Books to Help Kids with Autism Navigate Emotions and Social Cues
A parent’s moral duty is to raise their children so they have the best life possible. This does not change for parents of children with autism.
However, people with autism can have great difficulties understanding certain things that may seem easy and natural to someone else, such as how to recognize and respond to their emotions or the emotions of others, and how to identify and react to social cues.
They are not alone in this endeavor. Not only have other people faced the same challenges in helping their children succeed, some of them have also produced literature which parents can use to help. No, this is not referring to that ever growing library of parenting books filled with sometimes dubious parenting methods.

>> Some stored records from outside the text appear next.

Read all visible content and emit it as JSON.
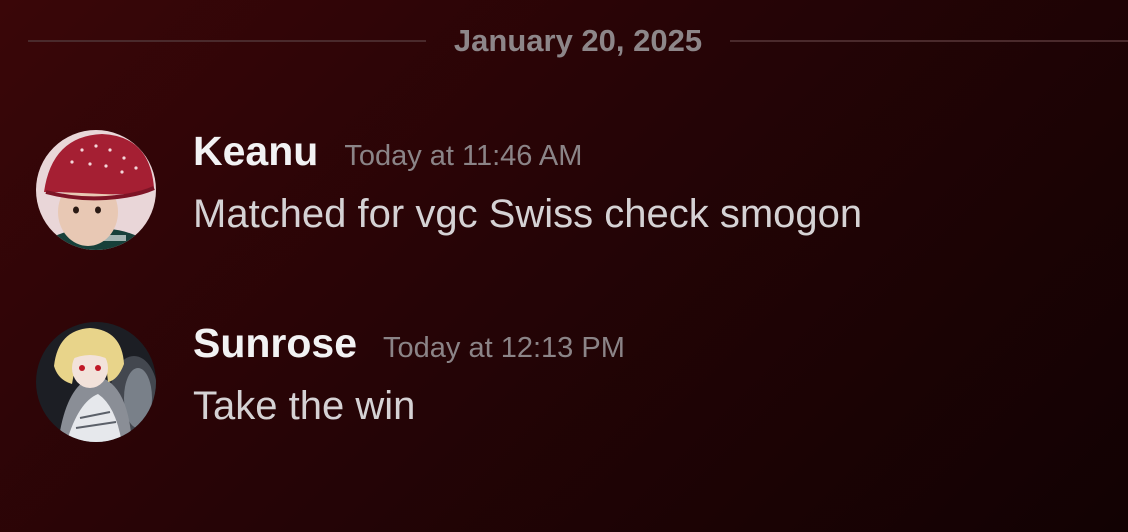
{
  "date_divider": "January 20, 2025",
  "messages": [
    {
      "author": "Keanu",
      "timestamp": "Today at 11:46 AM",
      "text": "Matched for vgc Swiss check smogon"
    },
    {
      "author": "Sunrose",
      "timestamp": "Today at 12:13 PM",
      "text": "Take the win"
    }
  ],
  "colors": {
    "background_start": "#3a0608",
    "background_end": "#120203",
    "username": "#f2f2f3",
    "timestamp": "#8b8487",
    "message_text": "#d5d2d4",
    "divider_line": "#4a2a2c"
  }
}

These are books for the children themselves to read.
While it is still important to continue one’s quest to be the best parent possible for their child, these books can help by targeting the children directly and on their level. They are kid’s books, and are fun, engaging, and may be read by the child on their own accord.
If a parent plans on letting their child read these books by themselves, even with outside recommendations, it may be a good idea to read through and vet the books first! That way if the child has any questions about the book, they can be answered. If the child likes the book, then parent and child will have a shared experience, and making references to the book can both entertain and teach the child.
One’s child does not have to have autism to benefit from reading these books. Some are just entertaining on their own. Some have lessons which are useful for everyone to learn (including adults!). They may also be a good choice to teach children without autism what their fellow peers with autism may be going through.
Next, find thirteen children’s books, both fiction and instructional, to help children learn how to better understand emotions and social cues.
Find the children’s books below that can help them with emotions and social cues
Armond Goes to a Party by Nancy Carlson- this book talks about a boy who has Aspergers syndrome. He watches adults over the party and learns how to handle business of a party. There is high amount of social interaction in parties and they are filled with chaos and noise. For elementary school aged children on the spectrum, this book is aimed for.
The Asperkid’s Secret Book of Social rules by Jennifer Cook O’Toole- the complexity of social network increases as children grow older. When young, children on the spectrum may get along with their peers very well but as the teen years approach, it may become difficult to understand. This book ispresented in a fun format and it is aimed for teens, tweens and children. Basic social situations, online interactions are covered in this book.
The Conversation Train by Joe Shaul- some children have this frustrating habit without any sort of segue, from topic to topic they derail conversations. In this book to teach the expected pattern of conversation to children on the spectrum, metaphor of trail and derailing is used. This can make social interactions easier.
Everybody is Different by Fiona Bleach- families with children both on and off the spectrum can find this book useful. It is more of instructional than fictional. This book explains about autism and in a simple manner talks about its effects. Also for families to get along it offers practical advice.
The Kid’s Guide to Staying Awesome and in Control by Lauren Brukner- the difficult part for children on the spectrum is to stay in control. This book teaches about sensory regulation and emotional control as well. This book offers advice to children on the spectrum on how they can regulate their emotions and sensory issues which includes earing noise- reducing headphones and breathing exercises.
The Kraken’s Rules for Making Friends by Britanny R.Jacob- in this book a kraken – a sea monster is shown who teams up with a great white shark. They learn about friendship and how to maintain a good friendship. Whenever your child feels that he or she does not belong to, this can be helpful. It can make them understand that everybody needs friends and if an eight armed monster can make friends then they too can make friends.
A Little Book about Feeling by Abbie Schiller and Sam Kurtzman-Counter- through this book child can lean the meaning of emotions. To explain the feelings to the kids, adorable felt animal characters are used.
Making Friends is an Art by Julia Cook- by way of a lonely pencil this book teaches about friendship skills and socialization. It continues the theme of friendship.
My Book Full of Feeling by Amy Jffe andLuci Gardner – parent of an autistic child are aware that emotions can be blown out of proportion and mismanaged. Both parent and the child can go through this book. They can put their emotions into perspective and over their emotions a greater measure of control can be given. This will help them understand that small or big anger should not be expressed in a big way. Any child on the spectrum can use this book and for those learning about their emotions can use this book.